Help the Skeptical Inquirer: Prices of materials have gone up, funding has dropped, and subscribership is actually shrinking. SI might go under if trends don't reverse. I don't want you to donate to their cause. I want you to subscribe to their magazine. And when you see how awesome it is (and you will), I want you to tell everyone you know about it, and persuade them to subscribe to this excellent periodical. Give them the patronage they deserve.

I hate piling up magazines, and most I can't stand (Newsweek sucks; Time could bore a rock to death). So the ones I do subscribe to make a very select list. Apart from trade periodicals, only four make the cut: The Week (best news weekly...ever), Science News (required reading, IMO), The Skeptic (Shermer's baby, broadly focused and usually well-sourced, I actually shelve the issues like books) and the Skeptical Inquirer. SI is very well produced and edited, interesting on nearly every page, full of leading news in skepticism, and packs many feature articles in every issue (they deal mainly with religion and the paranormal but often venture into other subjects like global warming or polygraphs...check out their website for an idea of their range). I always learn a lot from every issue I read. You will too. And you'll enjoy reading it. Give them a try!

Thursday, July 29, 2010

Book Updates

I've been very busy of late, almost underground working furiously away, but I finally found a hiatus to blog some news. I have a hodgepodge of things to mention. Two items today...


First big news is that Sense and Goodness Without God: A Defense of Metaphysical Naturalism is now available as an eBook. You can buy it in various places, but most obviously on (click for Kindle edition). Not the Impossible Faith has always been available as a PDF download and now is available in other formats, too (click for Lulu edition as a PDF download; and click here for Kindle edition). And The Christian Delusion: Why Faith Fails is also now available in e-format (click for Kindle edition), as is The Empty Tomb: Jesus Beyond The Grave (click for Kindle edition).


And second is a status update on my book On the Historicity of Jesus Christ. Donors to the project have already received a full report, but for the general public the latest news is that I've solved the problem of cutting material down by seeking publication as two volumes, the first on method and the second on results, though the first volume includes one major section of results. That volume is completed. I am seeking a private peer review from a number of respected scholars, and shopping for a publisher. Meanwhile, I'm hard at work on volume two, some of which donors have already seen, but there's even better stuff to come.

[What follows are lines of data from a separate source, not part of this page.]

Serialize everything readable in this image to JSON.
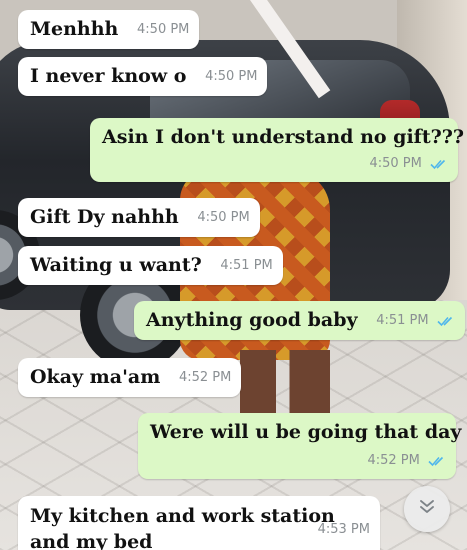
{
  "messages": [
    {
      "id": "m1",
      "direction": "incoming",
      "text": "Menhhh",
      "time": "4:50 PM"
    },
    {
      "id": "m2",
      "direction": "incoming",
      "text": "I never know o",
      "time": "4:50 PM"
    },
    {
      "id": "m3",
      "direction": "outgoing",
      "text": "Asin I don't understand no gift???",
      "time": "4:50 PM",
      "status": "read"
    },
    {
      "id": "m4",
      "direction": "incoming",
      "text": "Gift Dy nahhh",
      "time": "4:50 PM"
    },
    {
      "id": "m5",
      "direction": "incoming",
      "text": "Waiting u want?",
      "time": "4:51 PM"
    },
    {
      "id": "m6",
      "direction": "outgoing",
      "text": "Anything good baby",
      "time": "4:51 PM",
      "status": "read"
    },
    {
      "id": "m7",
      "direction": "incoming",
      "text": "Okay ma'am",
      "time": "4:52 PM"
    },
    {
      "id": "m8",
      "direction": "outgoing",
      "text": "Were will u be going that day",
      "time": "4:52 PM",
      "status": "read"
    },
    {
      "id": "m9",
      "direction": "incoming",
      "text": "My kitchen and work station and my bed",
      "time": "4:53 PM"
    }
  ],
  "colors": {
    "incoming_bubble": "#ffffff",
    "outgoing_bubble": "#dcf8c6",
    "read_ticks": "#4fb6ec",
    "timestamp": "#8a8f93"
  },
  "icons": {
    "read_receipt": "double-check-icon",
    "scroll_down": "chevron-double-down-icon"
  }
}
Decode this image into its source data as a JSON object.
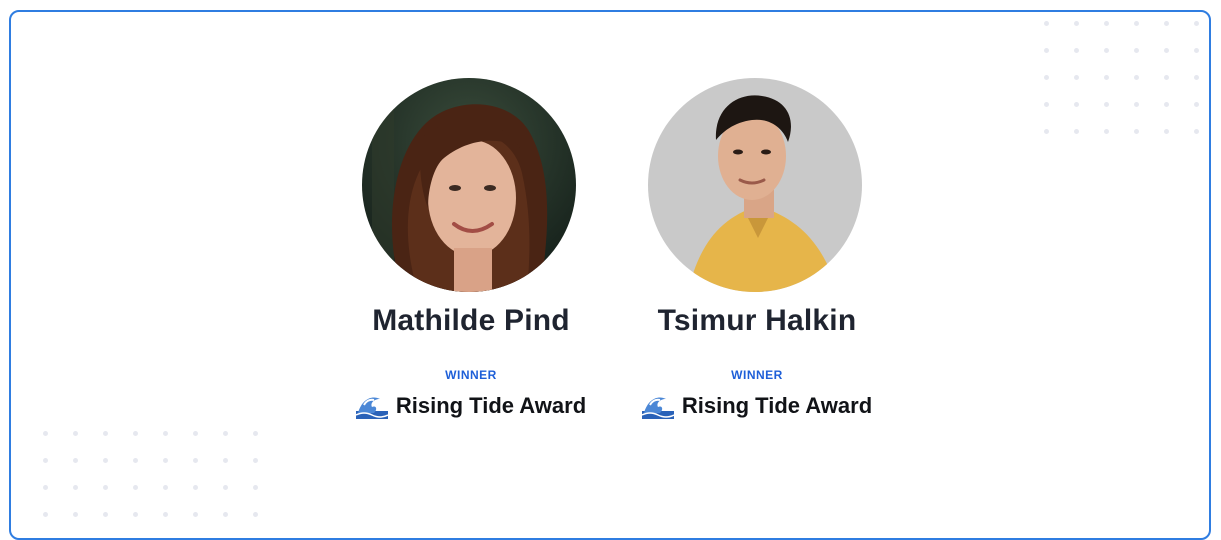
{
  "winners": [
    {
      "name": "Mathilde Pind",
      "label": "WINNER",
      "award": "Rising Tide Award",
      "award_icon": "wave-icon"
    },
    {
      "name": "Tsimur Halkin",
      "label": "WINNER",
      "award": "Rising Tide Award",
      "award_icon": "wave-icon"
    }
  ],
  "colors": {
    "card_border": "#2f7de1",
    "label": "#1e5fd8",
    "name": "#1f2430",
    "dots": "#e6e8ef"
  }
}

The first volume has the current working title Bayes' Theorem and Historical Method: The Invalidity of Current Historicity Criteria in the Study of Jesus and Their Replacement. The subtitle actually isn't the controversial bit. I discuss all the leading scholarship on those criteria, and all of it comes to the same conclusion I do. The main title will actually be the controversial part, and the bulk of the book is devoted to answering all the arguments against applying Bayes' Theorem to history, while explaining in easy-to-understand terms what that theorem is, how it works, and how we can employ it as historians. Donors and scholars who have been reviewing the work up to this point have given me very valuable criticisms and advice that has made this volume into something I'm quite proud of. It rocks now. I'm confident the second volume will be as good.